● **SOURCE INFORMATION**
Start of Block
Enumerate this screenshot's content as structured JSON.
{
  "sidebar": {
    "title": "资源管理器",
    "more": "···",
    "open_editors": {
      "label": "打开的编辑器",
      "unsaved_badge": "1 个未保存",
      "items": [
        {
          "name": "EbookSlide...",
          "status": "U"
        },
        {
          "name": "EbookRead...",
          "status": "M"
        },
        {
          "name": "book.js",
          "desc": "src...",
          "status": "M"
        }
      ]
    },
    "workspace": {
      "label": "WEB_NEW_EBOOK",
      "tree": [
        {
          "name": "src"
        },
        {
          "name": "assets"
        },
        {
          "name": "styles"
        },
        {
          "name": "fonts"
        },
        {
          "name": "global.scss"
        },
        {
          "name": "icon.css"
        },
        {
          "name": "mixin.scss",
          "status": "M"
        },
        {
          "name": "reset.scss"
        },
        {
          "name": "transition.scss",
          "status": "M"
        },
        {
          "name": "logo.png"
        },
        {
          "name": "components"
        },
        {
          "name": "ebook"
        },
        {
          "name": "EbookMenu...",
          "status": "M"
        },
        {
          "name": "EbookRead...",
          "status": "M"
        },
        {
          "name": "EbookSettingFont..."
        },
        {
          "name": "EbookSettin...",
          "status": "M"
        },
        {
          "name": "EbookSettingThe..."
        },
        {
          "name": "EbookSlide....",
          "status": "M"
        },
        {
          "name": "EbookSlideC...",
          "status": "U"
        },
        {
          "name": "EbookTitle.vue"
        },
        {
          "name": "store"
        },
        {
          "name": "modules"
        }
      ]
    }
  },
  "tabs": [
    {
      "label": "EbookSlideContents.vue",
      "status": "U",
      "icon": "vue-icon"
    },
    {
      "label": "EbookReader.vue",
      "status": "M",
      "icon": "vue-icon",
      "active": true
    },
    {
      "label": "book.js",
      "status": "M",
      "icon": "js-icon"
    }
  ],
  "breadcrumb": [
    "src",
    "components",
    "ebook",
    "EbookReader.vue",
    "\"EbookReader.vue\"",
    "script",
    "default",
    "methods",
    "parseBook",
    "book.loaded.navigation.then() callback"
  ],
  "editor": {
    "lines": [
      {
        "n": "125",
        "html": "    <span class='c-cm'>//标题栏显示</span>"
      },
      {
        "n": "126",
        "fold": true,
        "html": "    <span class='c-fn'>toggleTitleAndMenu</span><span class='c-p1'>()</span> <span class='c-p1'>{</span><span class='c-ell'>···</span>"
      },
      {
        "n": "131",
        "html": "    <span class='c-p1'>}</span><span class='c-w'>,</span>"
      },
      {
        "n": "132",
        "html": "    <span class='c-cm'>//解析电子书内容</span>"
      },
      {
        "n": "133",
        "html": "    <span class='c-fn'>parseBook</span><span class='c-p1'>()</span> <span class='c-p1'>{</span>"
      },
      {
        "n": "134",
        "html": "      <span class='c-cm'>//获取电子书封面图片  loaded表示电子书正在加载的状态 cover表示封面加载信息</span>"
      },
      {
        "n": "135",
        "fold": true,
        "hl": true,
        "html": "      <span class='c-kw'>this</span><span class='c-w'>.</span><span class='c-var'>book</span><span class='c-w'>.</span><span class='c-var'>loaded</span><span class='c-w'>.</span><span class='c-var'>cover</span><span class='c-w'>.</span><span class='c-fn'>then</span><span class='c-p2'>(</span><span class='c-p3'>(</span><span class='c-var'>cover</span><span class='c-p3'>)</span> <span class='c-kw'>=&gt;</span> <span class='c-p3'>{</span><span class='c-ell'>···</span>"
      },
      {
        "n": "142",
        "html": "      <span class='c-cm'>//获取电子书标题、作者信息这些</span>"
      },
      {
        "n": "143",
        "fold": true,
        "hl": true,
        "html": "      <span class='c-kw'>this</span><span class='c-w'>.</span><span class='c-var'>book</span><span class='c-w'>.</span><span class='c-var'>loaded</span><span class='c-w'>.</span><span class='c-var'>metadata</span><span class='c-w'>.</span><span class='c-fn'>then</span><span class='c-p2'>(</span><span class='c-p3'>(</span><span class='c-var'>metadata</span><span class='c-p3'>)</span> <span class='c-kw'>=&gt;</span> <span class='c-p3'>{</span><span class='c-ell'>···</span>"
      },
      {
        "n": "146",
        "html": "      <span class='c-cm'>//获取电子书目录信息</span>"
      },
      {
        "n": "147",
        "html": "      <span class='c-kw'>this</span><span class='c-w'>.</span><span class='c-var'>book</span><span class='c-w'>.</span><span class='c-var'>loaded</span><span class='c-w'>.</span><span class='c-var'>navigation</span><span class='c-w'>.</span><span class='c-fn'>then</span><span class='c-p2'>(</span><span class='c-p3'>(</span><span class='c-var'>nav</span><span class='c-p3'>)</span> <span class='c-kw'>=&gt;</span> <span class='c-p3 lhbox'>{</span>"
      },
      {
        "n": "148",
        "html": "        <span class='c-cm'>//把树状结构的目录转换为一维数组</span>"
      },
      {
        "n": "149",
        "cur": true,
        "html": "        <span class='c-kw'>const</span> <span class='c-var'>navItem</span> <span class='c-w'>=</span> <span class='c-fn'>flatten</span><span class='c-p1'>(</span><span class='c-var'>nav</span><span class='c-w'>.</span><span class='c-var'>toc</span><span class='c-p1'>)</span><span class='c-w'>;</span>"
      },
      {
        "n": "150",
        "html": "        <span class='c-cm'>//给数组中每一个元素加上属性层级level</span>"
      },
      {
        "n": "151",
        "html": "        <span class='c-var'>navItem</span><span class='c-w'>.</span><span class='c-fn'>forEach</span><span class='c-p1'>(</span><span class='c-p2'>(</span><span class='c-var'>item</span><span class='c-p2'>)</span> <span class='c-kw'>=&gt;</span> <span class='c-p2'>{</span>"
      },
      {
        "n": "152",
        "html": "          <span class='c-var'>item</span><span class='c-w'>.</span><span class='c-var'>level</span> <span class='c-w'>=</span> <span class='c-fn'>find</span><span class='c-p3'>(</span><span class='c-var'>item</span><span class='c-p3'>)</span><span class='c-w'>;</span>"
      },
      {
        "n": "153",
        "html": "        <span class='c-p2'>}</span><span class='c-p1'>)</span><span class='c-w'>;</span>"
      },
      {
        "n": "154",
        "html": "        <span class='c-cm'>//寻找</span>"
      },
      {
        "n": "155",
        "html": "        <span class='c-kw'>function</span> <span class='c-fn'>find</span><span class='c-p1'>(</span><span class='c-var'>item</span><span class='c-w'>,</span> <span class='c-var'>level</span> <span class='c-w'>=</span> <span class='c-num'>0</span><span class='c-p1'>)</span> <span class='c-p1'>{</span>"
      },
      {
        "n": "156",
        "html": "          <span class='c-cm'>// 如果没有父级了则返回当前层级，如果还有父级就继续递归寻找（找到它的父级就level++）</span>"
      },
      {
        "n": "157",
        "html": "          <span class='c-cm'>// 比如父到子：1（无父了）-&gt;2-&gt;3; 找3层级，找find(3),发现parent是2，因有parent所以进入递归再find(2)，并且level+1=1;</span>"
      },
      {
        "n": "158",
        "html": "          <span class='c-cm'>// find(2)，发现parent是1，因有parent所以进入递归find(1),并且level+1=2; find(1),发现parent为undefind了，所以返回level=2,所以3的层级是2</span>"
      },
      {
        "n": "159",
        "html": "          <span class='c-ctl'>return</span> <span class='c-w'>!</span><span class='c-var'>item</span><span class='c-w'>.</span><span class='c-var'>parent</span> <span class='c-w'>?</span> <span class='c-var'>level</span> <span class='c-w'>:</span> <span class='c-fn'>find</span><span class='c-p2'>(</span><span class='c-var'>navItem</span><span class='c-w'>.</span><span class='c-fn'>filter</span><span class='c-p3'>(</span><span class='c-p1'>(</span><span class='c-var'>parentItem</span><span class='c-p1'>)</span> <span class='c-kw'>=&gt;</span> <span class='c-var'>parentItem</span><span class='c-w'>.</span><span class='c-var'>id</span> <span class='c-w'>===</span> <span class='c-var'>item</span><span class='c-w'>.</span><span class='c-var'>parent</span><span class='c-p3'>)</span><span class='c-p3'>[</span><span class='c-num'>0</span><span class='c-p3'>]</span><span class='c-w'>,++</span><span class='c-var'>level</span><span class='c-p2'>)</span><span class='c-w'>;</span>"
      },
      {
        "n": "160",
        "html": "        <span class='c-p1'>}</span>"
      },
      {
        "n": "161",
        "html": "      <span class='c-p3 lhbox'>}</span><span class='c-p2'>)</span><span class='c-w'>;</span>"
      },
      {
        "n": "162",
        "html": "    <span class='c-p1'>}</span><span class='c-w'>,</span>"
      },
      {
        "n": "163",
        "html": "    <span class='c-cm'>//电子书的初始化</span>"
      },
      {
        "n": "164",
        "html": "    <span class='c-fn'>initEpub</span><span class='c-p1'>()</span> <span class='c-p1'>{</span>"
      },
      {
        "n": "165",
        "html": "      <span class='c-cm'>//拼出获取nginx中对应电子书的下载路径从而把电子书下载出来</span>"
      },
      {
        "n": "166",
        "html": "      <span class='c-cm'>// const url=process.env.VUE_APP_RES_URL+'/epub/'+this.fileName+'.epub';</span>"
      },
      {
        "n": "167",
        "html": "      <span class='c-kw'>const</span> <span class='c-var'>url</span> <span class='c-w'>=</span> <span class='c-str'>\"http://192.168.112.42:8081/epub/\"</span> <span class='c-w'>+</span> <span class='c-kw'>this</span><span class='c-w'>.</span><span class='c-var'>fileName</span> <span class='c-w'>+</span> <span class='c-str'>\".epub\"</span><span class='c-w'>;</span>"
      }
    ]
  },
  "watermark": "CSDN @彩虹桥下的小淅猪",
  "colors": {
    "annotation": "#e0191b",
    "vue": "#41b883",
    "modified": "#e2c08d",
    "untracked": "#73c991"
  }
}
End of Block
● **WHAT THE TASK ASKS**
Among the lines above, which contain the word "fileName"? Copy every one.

● **YOUR RESPONSE**
        "html": "      <span class='c-cm'>// const url=process.env.VUE_APP_RES_URL+'/epub/'+this.fileName+'.epub';</span>"
        "html": "      <span class='c-kw'>const</span> <span class='c-var'>url</span> <span class='c-w'>=</span> <span class='c-str'>\"http://192.168.112.42:8081/epub/\"</span> <span class='c-w'>+</span> <span class='c-kw'>this</span><span class='c-w'>.</span><span class='c-var'>fileName</span> <span class='c-w'>+</span> <span class='c-str'>\".epub\"</span><span class='c-w'>;</span>"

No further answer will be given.